*ACTIVITY*
Go through the records below and copy out every line that contains the word "icon".

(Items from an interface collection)

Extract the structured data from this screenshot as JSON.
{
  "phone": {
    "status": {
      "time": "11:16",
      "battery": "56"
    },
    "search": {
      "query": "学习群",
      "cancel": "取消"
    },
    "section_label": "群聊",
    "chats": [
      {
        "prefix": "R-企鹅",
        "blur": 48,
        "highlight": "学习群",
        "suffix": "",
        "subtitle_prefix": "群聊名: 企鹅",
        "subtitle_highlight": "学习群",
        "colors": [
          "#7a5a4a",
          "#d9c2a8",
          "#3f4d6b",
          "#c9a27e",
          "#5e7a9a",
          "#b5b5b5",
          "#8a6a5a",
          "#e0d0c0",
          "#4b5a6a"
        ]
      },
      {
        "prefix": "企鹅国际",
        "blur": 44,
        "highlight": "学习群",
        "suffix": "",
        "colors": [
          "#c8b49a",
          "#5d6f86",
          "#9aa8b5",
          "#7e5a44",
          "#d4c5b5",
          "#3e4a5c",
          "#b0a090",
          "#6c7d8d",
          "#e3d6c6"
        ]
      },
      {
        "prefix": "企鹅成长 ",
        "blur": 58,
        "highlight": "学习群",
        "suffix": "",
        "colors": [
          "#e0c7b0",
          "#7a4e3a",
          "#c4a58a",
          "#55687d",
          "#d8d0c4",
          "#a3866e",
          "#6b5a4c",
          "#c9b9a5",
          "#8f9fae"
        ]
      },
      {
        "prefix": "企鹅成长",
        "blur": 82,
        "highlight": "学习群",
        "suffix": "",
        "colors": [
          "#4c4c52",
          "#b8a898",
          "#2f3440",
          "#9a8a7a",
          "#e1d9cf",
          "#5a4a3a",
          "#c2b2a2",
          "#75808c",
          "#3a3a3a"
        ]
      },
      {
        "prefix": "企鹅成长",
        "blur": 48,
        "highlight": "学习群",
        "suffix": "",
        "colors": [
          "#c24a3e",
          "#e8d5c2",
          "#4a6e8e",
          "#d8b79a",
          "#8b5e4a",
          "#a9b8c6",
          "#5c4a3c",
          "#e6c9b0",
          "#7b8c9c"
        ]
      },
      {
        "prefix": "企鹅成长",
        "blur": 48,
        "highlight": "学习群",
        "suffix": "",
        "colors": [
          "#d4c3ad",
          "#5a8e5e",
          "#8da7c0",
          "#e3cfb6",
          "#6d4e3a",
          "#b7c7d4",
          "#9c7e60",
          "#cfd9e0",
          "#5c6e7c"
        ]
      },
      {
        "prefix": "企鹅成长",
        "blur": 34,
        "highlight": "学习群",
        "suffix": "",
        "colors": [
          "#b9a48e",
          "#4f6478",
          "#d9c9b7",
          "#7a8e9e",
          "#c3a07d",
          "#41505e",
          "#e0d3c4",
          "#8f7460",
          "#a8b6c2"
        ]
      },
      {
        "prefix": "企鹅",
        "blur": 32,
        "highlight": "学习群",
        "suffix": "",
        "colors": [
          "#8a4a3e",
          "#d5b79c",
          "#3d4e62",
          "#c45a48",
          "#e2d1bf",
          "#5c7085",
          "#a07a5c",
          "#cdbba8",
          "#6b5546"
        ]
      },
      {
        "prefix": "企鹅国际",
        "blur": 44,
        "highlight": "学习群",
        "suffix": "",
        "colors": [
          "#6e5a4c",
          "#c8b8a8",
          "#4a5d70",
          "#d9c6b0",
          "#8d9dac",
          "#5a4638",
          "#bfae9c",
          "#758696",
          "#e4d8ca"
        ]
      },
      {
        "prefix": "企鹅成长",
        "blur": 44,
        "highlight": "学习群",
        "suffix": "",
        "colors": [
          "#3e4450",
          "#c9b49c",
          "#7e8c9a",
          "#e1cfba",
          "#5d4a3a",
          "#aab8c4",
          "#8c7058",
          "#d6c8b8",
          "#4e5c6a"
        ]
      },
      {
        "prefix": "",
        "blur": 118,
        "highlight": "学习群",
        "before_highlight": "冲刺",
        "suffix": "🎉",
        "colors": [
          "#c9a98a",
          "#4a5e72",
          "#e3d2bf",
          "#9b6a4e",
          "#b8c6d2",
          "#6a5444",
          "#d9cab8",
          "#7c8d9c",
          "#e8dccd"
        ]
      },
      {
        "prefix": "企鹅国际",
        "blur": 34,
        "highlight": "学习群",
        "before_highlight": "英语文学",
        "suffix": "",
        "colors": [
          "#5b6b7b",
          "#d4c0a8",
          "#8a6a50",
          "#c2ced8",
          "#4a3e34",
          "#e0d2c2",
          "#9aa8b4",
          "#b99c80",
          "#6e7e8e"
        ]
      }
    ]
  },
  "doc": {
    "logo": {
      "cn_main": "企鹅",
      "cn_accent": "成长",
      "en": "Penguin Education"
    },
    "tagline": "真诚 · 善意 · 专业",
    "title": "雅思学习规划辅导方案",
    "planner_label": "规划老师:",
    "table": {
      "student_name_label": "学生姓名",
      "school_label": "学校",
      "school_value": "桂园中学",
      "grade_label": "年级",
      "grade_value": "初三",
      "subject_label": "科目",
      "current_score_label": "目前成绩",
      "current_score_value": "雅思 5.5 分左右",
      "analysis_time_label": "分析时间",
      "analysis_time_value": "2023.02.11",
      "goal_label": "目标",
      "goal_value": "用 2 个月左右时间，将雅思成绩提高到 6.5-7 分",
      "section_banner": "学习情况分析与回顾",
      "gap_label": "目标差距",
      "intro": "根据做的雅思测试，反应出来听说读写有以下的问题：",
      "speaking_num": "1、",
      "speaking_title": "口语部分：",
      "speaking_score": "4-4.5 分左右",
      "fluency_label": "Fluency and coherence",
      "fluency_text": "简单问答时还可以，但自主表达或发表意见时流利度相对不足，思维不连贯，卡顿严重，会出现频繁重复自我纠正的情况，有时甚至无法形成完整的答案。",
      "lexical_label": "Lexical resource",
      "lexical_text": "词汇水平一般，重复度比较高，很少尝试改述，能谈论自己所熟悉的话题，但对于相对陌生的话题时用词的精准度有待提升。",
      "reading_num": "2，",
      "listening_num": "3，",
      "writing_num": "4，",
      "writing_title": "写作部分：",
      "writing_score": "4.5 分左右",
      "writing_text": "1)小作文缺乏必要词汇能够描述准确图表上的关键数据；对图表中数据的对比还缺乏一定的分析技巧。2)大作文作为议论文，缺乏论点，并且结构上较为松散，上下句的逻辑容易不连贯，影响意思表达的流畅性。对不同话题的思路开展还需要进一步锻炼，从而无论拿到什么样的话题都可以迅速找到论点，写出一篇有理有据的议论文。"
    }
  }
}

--

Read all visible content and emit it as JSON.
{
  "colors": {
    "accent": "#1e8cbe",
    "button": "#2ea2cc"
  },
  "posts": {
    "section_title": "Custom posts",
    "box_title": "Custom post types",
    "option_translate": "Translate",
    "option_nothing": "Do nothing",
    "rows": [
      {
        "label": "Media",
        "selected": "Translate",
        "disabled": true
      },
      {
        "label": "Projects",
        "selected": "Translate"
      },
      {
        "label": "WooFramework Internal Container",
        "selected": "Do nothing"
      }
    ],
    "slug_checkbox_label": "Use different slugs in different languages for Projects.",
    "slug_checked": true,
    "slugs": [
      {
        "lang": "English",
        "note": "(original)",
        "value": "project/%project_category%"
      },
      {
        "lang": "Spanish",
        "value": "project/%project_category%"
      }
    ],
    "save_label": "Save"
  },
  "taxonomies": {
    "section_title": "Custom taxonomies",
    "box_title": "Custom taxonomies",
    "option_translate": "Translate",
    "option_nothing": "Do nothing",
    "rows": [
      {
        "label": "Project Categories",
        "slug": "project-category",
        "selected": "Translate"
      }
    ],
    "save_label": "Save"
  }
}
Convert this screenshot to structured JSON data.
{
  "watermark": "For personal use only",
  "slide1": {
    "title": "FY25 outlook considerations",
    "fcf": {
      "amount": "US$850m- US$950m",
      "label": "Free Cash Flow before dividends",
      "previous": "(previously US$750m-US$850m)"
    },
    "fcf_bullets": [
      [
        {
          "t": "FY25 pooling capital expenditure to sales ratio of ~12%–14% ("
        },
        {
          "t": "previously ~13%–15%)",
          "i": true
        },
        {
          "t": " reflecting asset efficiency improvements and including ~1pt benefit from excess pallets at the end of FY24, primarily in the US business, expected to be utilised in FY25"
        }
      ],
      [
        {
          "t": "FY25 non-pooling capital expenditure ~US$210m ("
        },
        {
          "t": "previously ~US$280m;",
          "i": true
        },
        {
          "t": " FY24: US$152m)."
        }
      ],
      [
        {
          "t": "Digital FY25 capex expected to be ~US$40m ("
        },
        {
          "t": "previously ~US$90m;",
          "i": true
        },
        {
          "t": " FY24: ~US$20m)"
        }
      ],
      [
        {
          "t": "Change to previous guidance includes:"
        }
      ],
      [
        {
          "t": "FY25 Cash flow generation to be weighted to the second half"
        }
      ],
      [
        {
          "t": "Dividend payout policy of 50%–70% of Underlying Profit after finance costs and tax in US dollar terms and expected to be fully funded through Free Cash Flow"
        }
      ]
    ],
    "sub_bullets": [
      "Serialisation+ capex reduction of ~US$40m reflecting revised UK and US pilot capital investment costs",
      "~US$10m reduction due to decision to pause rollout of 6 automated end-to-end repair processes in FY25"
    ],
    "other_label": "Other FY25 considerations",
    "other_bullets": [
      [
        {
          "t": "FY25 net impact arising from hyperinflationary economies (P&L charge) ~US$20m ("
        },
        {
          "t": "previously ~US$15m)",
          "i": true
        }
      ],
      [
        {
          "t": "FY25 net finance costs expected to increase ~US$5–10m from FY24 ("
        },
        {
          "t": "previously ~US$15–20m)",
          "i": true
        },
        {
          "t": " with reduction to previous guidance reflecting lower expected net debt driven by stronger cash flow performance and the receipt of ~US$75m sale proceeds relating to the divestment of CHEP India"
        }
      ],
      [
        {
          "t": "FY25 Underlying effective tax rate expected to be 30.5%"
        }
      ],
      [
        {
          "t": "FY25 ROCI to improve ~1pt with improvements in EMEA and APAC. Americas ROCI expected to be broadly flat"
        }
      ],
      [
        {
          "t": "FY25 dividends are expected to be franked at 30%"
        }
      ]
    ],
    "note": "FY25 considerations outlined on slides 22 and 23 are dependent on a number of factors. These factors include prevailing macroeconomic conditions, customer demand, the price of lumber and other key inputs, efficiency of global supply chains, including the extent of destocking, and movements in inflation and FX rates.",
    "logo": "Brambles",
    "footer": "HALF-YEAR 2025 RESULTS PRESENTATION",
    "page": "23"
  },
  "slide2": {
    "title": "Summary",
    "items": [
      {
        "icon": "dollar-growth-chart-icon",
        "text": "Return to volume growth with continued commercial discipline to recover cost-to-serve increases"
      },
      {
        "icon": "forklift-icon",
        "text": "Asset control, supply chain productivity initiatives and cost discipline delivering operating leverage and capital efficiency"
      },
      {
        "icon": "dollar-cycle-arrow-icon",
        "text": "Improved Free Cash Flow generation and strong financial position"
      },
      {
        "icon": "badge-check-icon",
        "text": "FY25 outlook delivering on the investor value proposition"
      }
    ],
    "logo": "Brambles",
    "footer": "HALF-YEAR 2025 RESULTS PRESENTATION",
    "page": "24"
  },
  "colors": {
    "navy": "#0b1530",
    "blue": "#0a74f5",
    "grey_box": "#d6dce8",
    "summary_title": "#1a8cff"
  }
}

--

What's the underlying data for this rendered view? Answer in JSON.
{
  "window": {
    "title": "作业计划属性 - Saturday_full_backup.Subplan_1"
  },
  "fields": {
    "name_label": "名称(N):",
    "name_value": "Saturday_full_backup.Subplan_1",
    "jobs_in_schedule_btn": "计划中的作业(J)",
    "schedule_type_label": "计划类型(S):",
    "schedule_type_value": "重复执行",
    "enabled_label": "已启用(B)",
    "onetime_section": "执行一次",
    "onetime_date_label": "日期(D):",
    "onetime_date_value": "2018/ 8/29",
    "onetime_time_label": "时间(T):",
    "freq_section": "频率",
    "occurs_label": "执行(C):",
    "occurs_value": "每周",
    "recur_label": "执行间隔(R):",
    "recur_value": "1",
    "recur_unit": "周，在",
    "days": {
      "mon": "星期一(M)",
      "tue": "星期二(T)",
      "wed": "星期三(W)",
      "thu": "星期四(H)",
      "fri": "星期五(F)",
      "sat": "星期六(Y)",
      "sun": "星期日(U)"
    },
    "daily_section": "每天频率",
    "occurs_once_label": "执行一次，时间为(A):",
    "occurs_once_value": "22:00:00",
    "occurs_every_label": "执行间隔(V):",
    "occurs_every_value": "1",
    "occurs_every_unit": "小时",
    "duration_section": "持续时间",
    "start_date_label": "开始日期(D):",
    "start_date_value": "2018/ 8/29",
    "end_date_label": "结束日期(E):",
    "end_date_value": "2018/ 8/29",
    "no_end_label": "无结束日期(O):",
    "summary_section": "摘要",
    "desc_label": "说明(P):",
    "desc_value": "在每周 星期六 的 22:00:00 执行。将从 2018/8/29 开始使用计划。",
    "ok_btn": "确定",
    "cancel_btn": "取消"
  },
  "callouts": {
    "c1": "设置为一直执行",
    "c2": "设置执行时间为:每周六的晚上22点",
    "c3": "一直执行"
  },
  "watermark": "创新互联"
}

*COMPLETED TASK*
        "icon": "dollar-growth-chart-icon",
        "icon": "forklift-icon",
        "icon": "dollar-cycle-arrow-icon",
        "icon": "badge-check-icon",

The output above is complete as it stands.